Its slim chassis is built from strong but light aluminium, it comes with a bright 13.3in widescreen display, spaced-out keys and a multi-touch trackpad. The specifications of the computer are reasonable: it uses a low-voltage dual-core processor, which helps increase battery life, with 2GB of memory and, a 320GB hard disk, and it comes with the Windows 7 Home Premium operating system. Nicely portable computer, with respectable battery life and good looks.
Single Review, online available, Short, Date: 01/13/2010
Source: Retera RU→EN
Single Review, online available, Medium, Date: 10/28/2010
Rating: Total score: 66% performance: 31% display: 71% mobility: 72% emissions: 64%
Intel Graphics Media Accelerator (GMA) 950: Intel Graphics Media Accelerator 950 is an integrated (onboard) graphic chip on Mobile Intel 945GM chipset. It is a faster clocked version of the GMA 900 and supports no hardware T&L (Transform & Lightning) accelleration (which is required for some games).
These graphics cards are not suited for Windows 3D games. Office and Internet surfing however is possible.
Intel Core 2 Duo: This is the Core Duo and Core Solo successor with a longer pipeline and 5-20% more speed without more power consumption. As an addition to the Core Duo design there exists a fourth decoder, an amplified SSE-unit and an additional arithmetical logical unit (ALU).
The Core 2 Duo for laptops is identical to the desktop Core 2 Duo processors but the notebook-processors work with lower voltages (0.95 to 1188 Volt) and a lower Frontside bus clock (1066 vs 667 MHz). The performance of equally clocked notebooks is 20-25% lower than Desktop PCs because of the lower Frontside bus clock and the slower hard disks.
SU7300: Slow clocked dual core processor with a low TDP of 10 Watt.» Further information can be found in our Comparison of Mobile Processsors.
Above all, this display size is used for subnotebooks, ultrabooks and convertibles. For all three types, this size is quite large. The biggest variety of subnotebooks is represented with this size.
Large display-sizes allow higher resolutions. So, details like letters are bigger. On the other hand, the power consumption is lower with small screen diagonals and the devices are smaller, more lightweight and cheaper.» To find out how fine a display is, see our DPI List.
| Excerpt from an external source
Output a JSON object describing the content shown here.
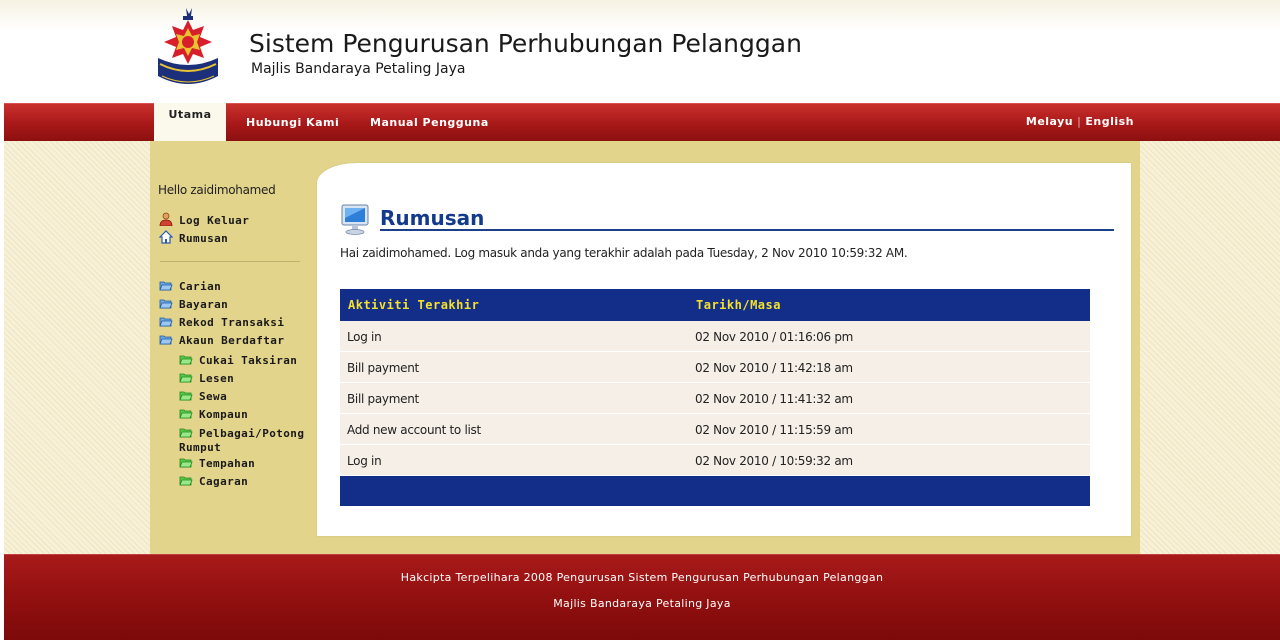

This weight is typical for very big tablets, subnotebooks, ultrabooks and convertibles with a 11-13 inch display-diagonal.
Viewsonic: ViewSonic Corporation is a manufacturer and provider of visual technology, specifically CRT monitors, liquid crystal displays, projectors, plasma displays, HDTV technology, and mobile products, including tablet PCs and wireless monitors. The company was initially founded as Keypoint Technology Corporation in 1987. In 1990 it launched the ViewSonic line of color computer monitors, and shortly afterwards the company renamed itself after its brand. 2009 they entered the netbook market with own products.
70.17%: This rating is bad. Most notebooks are better rated. This is not a recommendation for purchase.
» Further information can be found in our Notebook Purchase Guide.